Publisher: Wilfrid Laurier University Press
Publication date: 4/1/2013
What is the fascination with memoir? The domain of salacious dirt and celebrity gossip? Are readers of memoir prone to suggestion from cultural bundlers like Oprah Winfrey? Mostly low-brow readers not the least bit interested in quality writing?
The first decade of the 21st century witnessed a boom in the publishing of memoir by both celebrities and relatively unknown people with something compelling to share about their lives. University of Alberta English professor Julie Rak notes how many found their way on bestseller lists, including the acclaimed A Heartbreaking Work of Staggering Genius by Dave Eggers and the humorous Me Talk Pretty One Day by David Sedaris.
Rak brilliantly sheds light on a misunderstood genre and its aficionados in her recent book Boom!: Manufacturing Memoir for the Popular Market. She writes that the sheer quantity and quality of memoirs during this boom “has created curiosity about its content, shock about its popularity, celebrations of its power and disgust at its excesses.”
“Why are so many of these stories produced and eagerly read today? Why are cultural pundits so suspicious of them? How can we understand the ways in which they are produced and received?”
Rak randomly chose the year 2003 and constructed a database of titles by HarperCollins and Random House. A list of memoirs were read by research assistants who identified plot, narrator, tone, the life story or background of the narrator and opening/closing scenes. Demographic information, back matter printed on the copies, cover design and publishing format for each title was recorded as well as whether the subject was famous or unknown.
Rak analyzed the titles to determine what publishers, booksellers and readers think about memoir. She was curious to know whether people read memoir for narcissistic reasons or to understand something about others and a larger community. What Rak found was nothing like claims from cultural critics that memoir is riddled with a focus on the self, too much victimization and issues of veracity.
She writes that the popularity of memoir post 9/11 showed how readers used authentic personal stories “to work out what citizenship was going to mean in the new world order.”
In her book, Rak analyzes the impact of James Frey’s A Million Little Pieces on Oprah Winfrey Show audiences and how this compelling story of drug addiction, authenticity and transformation became associated with narrative fraud.
“Whether the topic is what to read, what to buy, or how to respond to an issue of the day, the Oprah Winfrey Show is the engine of an intimate public that aims to create belonging.”
Frey began work on his book in the form of a novel, but said in an interview with Larry King that he found success by changing the genre category of his book. Doubleday executive Nan Talese, who suggested the book be published as a memoir, argued that it might be read like a novel for its “higher truths” rather than for its factual accuracy.
According to Rak, members of the Oprah Book Club did not see memoir in this way.
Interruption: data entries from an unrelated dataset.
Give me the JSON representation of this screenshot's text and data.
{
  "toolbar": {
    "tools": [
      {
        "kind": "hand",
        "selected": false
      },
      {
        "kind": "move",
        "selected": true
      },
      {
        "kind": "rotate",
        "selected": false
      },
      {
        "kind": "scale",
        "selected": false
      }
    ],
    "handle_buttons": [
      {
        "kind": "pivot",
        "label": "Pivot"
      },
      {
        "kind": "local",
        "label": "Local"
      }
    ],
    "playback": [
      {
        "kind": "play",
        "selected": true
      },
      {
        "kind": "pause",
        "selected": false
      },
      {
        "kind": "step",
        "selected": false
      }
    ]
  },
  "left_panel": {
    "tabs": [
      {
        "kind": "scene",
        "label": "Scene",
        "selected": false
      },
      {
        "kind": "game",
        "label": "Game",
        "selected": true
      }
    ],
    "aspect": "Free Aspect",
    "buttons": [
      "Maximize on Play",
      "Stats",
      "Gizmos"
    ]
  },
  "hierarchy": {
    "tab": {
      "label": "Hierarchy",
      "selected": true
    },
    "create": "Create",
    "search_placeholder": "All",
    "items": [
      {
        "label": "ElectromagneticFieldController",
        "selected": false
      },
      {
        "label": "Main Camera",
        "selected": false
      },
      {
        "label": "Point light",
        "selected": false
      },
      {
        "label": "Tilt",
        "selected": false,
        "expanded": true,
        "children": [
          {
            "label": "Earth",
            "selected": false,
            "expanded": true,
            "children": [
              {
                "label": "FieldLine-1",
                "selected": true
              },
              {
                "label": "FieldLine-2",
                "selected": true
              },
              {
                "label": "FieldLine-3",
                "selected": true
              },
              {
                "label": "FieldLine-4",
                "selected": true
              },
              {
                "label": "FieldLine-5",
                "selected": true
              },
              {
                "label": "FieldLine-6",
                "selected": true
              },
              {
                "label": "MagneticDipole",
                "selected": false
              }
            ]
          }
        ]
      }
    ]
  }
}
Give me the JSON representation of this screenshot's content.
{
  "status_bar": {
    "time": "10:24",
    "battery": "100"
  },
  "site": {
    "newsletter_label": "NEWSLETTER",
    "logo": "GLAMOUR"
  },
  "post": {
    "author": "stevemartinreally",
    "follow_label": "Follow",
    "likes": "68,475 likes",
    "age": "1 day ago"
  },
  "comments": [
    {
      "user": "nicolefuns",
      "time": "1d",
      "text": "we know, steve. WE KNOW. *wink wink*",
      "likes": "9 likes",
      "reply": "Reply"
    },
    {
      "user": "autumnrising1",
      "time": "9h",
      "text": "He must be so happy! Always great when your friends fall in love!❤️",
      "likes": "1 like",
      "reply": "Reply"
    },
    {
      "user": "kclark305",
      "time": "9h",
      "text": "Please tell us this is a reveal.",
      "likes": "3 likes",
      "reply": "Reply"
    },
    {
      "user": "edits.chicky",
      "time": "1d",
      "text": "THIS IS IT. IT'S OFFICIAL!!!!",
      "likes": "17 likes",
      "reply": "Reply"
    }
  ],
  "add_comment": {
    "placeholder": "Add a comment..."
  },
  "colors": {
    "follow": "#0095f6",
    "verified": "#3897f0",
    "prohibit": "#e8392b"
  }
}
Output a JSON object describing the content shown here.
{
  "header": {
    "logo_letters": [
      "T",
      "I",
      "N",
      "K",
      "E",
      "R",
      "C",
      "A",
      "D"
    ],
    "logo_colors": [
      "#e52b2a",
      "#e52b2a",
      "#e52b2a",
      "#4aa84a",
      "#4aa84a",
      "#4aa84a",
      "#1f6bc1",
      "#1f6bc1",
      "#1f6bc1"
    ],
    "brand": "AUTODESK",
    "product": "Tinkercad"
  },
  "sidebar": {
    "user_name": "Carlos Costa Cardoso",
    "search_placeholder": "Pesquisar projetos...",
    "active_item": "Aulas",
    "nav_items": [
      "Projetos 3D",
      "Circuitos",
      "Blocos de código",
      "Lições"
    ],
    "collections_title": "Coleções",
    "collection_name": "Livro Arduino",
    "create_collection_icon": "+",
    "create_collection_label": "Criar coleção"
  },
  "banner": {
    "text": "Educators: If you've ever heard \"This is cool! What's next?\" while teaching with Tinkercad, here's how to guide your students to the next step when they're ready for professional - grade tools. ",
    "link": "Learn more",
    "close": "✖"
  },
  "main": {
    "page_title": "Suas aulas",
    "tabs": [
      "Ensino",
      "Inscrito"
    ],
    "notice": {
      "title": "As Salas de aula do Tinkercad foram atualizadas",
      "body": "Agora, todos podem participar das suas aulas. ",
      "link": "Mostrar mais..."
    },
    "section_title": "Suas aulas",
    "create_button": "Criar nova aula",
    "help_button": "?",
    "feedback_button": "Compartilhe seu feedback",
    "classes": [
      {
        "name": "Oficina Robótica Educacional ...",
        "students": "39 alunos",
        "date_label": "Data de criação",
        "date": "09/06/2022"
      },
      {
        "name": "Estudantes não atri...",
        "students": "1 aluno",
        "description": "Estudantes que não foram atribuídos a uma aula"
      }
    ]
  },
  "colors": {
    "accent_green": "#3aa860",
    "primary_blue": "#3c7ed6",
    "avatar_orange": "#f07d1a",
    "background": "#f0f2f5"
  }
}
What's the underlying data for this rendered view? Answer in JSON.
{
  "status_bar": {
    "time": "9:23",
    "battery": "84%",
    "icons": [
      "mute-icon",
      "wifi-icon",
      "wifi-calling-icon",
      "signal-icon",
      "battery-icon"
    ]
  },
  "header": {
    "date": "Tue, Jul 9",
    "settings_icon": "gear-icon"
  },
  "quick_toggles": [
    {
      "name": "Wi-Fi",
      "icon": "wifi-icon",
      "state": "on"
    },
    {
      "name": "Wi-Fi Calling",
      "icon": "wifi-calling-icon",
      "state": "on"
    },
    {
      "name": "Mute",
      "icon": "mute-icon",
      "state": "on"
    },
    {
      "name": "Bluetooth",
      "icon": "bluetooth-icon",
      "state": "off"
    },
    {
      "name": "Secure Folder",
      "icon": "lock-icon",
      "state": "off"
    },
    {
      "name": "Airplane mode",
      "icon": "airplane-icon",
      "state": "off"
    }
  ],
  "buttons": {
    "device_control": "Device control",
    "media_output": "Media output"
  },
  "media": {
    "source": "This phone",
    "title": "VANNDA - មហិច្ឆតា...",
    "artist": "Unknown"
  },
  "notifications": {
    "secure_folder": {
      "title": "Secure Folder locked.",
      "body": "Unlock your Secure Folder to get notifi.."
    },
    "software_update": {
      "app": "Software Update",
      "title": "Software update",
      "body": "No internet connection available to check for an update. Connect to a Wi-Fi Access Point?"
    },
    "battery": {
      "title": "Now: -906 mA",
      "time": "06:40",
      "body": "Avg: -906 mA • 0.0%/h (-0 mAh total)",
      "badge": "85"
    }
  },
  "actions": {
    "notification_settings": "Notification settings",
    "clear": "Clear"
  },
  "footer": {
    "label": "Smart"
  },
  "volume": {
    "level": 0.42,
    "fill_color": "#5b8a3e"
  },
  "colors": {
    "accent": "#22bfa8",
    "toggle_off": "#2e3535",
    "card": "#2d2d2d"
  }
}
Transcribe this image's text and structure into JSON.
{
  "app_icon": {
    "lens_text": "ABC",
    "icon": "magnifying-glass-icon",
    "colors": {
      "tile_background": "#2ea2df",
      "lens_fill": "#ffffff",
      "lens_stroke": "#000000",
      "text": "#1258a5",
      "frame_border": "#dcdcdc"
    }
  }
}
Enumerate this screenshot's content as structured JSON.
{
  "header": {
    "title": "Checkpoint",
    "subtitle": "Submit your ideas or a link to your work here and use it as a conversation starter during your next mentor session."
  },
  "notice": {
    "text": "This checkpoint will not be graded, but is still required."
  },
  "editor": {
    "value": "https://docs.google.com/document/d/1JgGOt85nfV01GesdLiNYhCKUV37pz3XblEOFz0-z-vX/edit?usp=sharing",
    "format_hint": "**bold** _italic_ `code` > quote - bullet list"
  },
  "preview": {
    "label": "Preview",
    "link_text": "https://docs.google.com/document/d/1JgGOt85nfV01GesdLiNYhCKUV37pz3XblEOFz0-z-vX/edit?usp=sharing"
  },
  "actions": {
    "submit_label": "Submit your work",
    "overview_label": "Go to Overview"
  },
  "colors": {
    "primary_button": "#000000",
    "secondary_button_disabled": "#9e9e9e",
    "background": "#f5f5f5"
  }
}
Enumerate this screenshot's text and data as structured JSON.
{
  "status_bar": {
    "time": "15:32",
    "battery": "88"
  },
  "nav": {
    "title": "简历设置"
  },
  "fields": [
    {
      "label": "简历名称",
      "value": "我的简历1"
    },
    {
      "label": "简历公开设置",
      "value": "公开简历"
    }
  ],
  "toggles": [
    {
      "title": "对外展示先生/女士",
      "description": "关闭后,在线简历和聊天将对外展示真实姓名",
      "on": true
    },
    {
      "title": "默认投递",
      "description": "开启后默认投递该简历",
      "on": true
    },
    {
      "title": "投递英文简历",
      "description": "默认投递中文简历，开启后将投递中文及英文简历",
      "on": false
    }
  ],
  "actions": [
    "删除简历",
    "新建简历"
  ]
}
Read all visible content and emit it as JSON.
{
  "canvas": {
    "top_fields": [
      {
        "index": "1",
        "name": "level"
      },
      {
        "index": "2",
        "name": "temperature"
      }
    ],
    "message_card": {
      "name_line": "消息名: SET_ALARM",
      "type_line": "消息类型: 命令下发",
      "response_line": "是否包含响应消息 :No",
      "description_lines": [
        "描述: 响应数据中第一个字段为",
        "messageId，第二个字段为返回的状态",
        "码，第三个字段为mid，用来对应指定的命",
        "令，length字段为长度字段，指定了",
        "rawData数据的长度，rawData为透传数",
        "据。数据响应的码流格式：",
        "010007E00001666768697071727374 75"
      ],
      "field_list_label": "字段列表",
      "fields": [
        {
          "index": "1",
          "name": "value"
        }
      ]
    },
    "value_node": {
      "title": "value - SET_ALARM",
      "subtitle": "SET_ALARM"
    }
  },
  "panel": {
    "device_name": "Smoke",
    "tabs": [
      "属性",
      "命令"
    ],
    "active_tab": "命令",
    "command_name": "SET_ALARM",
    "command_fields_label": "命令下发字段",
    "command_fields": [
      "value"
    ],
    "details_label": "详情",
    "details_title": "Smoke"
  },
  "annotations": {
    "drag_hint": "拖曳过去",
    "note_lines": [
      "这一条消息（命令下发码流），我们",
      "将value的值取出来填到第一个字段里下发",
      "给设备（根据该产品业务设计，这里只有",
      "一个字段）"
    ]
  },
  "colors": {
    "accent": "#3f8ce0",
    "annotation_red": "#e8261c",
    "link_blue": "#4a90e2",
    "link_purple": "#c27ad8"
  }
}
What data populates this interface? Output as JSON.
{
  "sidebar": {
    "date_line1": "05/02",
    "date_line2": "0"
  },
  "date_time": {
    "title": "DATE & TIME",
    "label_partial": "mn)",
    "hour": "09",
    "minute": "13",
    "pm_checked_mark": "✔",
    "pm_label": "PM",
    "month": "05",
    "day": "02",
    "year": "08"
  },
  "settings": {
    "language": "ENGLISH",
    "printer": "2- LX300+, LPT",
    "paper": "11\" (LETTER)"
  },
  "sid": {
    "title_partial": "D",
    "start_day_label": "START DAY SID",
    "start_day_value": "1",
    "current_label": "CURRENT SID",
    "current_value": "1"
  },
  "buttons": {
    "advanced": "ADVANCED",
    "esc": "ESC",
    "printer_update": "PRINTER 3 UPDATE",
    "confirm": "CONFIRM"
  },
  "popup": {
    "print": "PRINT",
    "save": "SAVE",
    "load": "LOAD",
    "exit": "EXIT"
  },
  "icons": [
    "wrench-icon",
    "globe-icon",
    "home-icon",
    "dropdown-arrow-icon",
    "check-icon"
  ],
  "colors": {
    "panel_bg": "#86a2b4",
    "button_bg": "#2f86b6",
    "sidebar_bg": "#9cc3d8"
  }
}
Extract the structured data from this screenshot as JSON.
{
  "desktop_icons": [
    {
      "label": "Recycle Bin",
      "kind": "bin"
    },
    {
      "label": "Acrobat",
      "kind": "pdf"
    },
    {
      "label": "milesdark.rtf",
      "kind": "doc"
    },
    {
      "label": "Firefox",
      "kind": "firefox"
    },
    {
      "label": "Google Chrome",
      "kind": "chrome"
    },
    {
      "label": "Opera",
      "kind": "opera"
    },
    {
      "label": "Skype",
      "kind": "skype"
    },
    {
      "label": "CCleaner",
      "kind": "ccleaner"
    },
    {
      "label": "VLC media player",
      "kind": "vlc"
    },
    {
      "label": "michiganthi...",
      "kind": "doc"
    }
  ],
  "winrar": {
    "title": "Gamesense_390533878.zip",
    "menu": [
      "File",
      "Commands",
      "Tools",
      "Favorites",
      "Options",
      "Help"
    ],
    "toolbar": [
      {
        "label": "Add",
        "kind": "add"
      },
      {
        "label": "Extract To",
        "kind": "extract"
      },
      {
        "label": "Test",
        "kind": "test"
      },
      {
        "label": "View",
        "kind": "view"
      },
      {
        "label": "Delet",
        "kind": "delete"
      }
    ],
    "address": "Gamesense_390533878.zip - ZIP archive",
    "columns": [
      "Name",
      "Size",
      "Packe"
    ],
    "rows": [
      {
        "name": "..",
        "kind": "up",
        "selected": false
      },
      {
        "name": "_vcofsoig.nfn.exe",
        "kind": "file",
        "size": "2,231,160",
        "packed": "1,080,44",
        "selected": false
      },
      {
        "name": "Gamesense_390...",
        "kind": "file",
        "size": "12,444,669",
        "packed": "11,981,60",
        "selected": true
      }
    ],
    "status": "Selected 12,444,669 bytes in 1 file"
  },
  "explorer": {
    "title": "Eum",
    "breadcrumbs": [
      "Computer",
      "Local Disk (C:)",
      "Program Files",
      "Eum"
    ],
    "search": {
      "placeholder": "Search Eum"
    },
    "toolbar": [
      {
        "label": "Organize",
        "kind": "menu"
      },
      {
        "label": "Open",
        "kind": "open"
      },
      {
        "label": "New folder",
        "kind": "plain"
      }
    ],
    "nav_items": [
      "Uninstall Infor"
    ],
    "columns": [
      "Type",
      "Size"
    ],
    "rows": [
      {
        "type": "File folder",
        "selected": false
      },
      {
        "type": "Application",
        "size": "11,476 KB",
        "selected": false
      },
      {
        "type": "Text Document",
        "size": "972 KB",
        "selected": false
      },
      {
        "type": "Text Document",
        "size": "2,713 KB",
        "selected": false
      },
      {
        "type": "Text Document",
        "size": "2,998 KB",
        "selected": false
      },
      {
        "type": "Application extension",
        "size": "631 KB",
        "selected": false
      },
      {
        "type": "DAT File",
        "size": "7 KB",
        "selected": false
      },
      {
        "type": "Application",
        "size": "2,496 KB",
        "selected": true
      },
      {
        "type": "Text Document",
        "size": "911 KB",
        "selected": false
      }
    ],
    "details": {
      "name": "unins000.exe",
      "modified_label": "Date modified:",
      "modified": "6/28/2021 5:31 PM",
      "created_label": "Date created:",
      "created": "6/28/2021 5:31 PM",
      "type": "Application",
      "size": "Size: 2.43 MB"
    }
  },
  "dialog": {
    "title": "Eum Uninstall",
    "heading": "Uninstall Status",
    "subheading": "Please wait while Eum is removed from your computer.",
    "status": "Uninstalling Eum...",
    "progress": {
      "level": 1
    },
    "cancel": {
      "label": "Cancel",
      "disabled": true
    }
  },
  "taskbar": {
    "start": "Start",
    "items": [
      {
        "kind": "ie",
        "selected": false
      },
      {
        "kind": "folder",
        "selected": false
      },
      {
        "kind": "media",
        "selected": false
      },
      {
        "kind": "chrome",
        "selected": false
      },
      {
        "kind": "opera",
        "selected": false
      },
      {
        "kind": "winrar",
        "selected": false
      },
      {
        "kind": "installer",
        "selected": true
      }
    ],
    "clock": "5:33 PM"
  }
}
In January 2006, the website The Smoking Gun reported that Frey had exaggerated the conditions of his Ohio arrest, a pivotal event in the narrative of his memoir. The Smoking Gun discovered that Frey had not resisted arrest, while a mugshot revealed he had not been beaten as he had claimed in the book.
Frey had exaggerated other aspects of his arrest record and invented details about other events in the memoir. He initially denied the accusations and then appeared with his mother on Larry King Live. Oprah calling in to Larry King said “the underlying message of James Frey’s memoir still resonates with me.”
Then, Oprah had a change of heart and affirmed very publicly about the importance of trust.
Rak believed that the Oprah Winfrey Show episode where Frey and his publisher were castigated (have since received a public apology) was a missed opportunity to think critically about memoir as a genre. She writes that Oprah had glossed over the point of Frey’s memoir: to become authentic and healed in resistance to addiction narratives perpetuated by AA and the Twelve Step Program.
Oprah and her reading club audience remained ambivalent about memoir as a market commodity and a communal way for readers to empathize with the experiences of another.
Boom!: Manufacturing Memoir for the Popular Market by Julie Rak is a highly worthwhile read and a compelling analysis of memoir in the first decade of the 21st century.
Category: Nonfiction, Writing